What is expected >> Your answer must be a single number: how many lines of the data include "subtitle".

▶

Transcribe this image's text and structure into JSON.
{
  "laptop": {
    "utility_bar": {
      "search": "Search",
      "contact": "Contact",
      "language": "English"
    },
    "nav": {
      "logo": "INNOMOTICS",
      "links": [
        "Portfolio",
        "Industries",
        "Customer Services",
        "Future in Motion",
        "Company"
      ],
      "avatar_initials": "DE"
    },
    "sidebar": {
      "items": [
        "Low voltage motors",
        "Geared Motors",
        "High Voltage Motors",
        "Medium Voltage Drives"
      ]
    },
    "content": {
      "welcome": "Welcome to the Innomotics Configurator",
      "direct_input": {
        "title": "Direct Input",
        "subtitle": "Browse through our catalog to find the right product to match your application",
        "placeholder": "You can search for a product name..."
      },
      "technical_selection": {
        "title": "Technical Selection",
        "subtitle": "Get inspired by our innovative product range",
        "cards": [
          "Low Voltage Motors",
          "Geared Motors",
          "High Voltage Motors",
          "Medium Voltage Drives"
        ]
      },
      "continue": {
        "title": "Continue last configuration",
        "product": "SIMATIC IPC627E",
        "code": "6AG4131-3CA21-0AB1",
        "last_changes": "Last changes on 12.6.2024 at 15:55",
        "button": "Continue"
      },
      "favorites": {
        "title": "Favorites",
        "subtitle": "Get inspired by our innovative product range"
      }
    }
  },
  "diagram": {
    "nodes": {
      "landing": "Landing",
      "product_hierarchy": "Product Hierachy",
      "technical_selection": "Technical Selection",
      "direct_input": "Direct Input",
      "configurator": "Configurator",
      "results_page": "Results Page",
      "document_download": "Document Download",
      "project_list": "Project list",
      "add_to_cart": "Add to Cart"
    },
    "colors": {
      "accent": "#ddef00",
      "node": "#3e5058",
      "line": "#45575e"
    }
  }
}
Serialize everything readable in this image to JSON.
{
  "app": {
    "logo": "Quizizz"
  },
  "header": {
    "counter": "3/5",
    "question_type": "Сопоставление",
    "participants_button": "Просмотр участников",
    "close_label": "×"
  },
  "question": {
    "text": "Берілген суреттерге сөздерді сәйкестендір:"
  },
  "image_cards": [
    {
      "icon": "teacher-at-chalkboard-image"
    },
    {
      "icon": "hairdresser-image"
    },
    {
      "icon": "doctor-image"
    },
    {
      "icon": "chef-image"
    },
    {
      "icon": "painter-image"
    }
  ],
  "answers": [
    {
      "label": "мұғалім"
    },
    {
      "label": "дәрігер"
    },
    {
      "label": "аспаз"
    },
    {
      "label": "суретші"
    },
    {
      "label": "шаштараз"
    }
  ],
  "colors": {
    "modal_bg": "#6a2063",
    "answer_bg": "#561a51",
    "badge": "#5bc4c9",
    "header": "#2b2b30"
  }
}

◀

Response >> 3